[Opening Data for this exercise section]

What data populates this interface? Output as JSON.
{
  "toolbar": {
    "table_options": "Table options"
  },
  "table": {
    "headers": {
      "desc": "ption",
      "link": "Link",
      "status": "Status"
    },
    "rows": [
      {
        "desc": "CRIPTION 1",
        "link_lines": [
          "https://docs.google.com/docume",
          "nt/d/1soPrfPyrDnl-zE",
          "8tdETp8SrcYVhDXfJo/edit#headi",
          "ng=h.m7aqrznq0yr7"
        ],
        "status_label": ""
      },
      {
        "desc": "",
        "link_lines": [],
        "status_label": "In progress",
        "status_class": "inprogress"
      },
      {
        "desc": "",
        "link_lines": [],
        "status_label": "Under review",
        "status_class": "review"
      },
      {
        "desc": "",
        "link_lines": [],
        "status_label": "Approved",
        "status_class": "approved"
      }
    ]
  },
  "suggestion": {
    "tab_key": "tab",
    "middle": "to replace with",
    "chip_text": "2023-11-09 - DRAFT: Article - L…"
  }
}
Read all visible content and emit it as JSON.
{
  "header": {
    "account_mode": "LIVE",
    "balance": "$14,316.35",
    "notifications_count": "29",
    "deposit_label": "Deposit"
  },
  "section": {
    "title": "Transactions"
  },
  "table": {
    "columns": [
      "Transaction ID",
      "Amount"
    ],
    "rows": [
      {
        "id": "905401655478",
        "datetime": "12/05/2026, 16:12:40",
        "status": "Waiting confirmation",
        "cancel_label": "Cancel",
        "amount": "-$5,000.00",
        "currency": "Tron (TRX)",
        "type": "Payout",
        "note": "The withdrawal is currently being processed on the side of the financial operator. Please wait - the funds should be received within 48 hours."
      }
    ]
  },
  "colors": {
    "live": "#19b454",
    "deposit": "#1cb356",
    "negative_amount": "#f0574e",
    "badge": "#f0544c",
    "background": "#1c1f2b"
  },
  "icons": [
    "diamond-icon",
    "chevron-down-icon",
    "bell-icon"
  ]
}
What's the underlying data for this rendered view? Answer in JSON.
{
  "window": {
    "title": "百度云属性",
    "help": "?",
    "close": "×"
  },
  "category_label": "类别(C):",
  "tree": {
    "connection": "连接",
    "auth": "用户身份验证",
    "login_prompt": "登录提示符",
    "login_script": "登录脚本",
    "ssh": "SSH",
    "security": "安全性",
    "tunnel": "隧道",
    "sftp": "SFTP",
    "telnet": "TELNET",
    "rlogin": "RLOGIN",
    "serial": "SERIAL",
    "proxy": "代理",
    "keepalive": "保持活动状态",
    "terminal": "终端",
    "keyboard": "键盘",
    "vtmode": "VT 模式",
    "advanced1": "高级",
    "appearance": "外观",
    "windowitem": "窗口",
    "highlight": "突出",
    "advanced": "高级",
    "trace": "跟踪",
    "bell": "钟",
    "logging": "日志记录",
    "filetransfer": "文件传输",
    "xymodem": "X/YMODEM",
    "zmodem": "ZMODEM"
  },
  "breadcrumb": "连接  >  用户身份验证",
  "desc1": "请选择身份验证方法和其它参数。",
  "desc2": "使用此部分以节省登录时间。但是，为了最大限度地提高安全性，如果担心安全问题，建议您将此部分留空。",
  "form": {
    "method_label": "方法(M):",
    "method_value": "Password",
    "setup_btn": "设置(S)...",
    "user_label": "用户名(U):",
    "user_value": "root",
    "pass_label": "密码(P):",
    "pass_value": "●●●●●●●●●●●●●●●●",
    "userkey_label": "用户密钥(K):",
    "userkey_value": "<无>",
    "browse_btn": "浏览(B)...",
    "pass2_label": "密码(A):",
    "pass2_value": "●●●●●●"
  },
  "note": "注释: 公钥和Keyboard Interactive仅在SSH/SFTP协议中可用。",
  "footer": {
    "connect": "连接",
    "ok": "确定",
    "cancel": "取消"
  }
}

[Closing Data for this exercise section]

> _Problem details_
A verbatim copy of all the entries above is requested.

> _Task result_
What data populates this interface? Output as JSON.
{
  "toolbar": {
    "table_options": "Table options"
  },
  "table": {
    "headers": {
      "desc": "ption",
      "link": "Link",
      "status": "Status"
    },
    "rows": [
      {
        "desc": "CRIPTION 1",
        "link_lines": [
          "https://docs.google.com/docume",
          "nt/d/1soPrfPyrDnl-zE",
          "8tdETp8SrcYVhDXfJo/edit#headi",
          "ng=h.m7aqrznq0yr7"
        ],
        "status_label": ""
      },
      {
        "desc": "",
        "link_lines": [],
        "status_label": "In progress",
        "status_class": "inprogress"
      },
      {
        "desc": "",
        "link_lines": [],
        "status_label": "Under review",
        "status_class": "review"
      },
      {
        "desc": "",
        "link_lines": [],
        "status_label": "Approved",
        "status_class": "approved"
      }
    ]
  },
  "suggestion": {
    "tab_key": "tab",
    "middle": "to replace with",
    "chip_text": "2023-11-09 - DRAFT: Article - L…"
  }
}
Read all visible content and emit it as JSON.
{
  "header": {
    "account_mode": "LIVE",
    "balance": "$14,316.35",
    "notifications_count": "29",
    "deposit_label": "Deposit"
  },
  "section": {
    "title": "Transactions"
  },
  "table": {
    "columns": [
      "Transaction ID",
      "Amount"
    ],
    "rows": [
      {
        "id": "905401655478",
        "datetime": "12/05/2026, 16:12:40",
        "status": "Waiting confirmation",
        "cancel_label": "Cancel",
        "amount": "-$5,000.00",
        "currency": "Tron (TRX)",
        "type": "Payout",
        "note": "The withdrawal is currently being processed on the side of the financial operator. Please wait - the funds should be received within 48 hours."
      }
    ]
  },
  "colors": {
    "live": "#19b454",
    "deposit": "#1cb356",
    "negative_amount": "#f0574e",
    "badge": "#f0544c",
    "background": "#1c1f2b"
  },
  "icons": [
    "diamond-icon",
    "chevron-down-icon",
    "bell-icon"
  ]
}
What's the underlying data for this rendered view? Answer in JSON.
{
  "window": {
    "title": "百度云属性",
    "help": "?",
    "close": "×"
  },
  "category_label": "类别(C):",
  "tree": {
    "connection": "连接",
    "auth": "用户身份验证",
    "login_prompt": "登录提示符",
    "login_script": "登录脚本",
    "ssh": "SSH",
    "security": "安全性",
    "tunnel": "隧道",
    "sftp": "SFTP",
    "telnet": "TELNET",
    "rlogin": "RLOGIN",
    "serial": "SERIAL",
    "proxy": "代理",
    "keepalive": "保持活动状态",
    "terminal": "终端",
    "keyboard": "键盘",
    "vtmode": "VT 模式",
    "advanced1": "高级",
    "appearance": "外观",
    "windowitem": "窗口",
    "highlight": "突出",
    "advanced": "高级",
    "trace": "跟踪",
    "bell": "钟",
    "logging": "日志记录",
    "filetransfer": "文件传输",
    "xymodem": "X/YMODEM",
    "zmodem": "ZMODEM"
  },
  "breadcrumb": "连接  >  用户身份验证",
  "desc1": "请选择身份验证方法和其它参数。",
  "desc2": "使用此部分以节省登录时间。但是，为了最大限度地提高安全性，如果担心安全问题，建议您将此部分留空。",
  "form": {
    "method_label": "方法(M):",
    "method_value": "Password",
    "setup_btn": "设置(S)...",
    "user_label": "用户名(U):",
    "user_value": "root",
    "pass_label": "密码(P):",
    "pass_value": "●●●●●●●●●●●●●●●●",
    "userkey_label": "用户密钥(K):",
    "userkey_value": "<无>",
    "browse_btn": "浏览(B)...",
    "pass2_label": "密码(A):",
    "pass2_value": "●●●●●●"
  },
  "note": "注释: 公钥和Keyboard Interactive仅在SSH/SFTP协议中可用。",
  "footer": {
    "connect": "连接",
    "ok": "确定",
    "cancel": "取消"
  }
}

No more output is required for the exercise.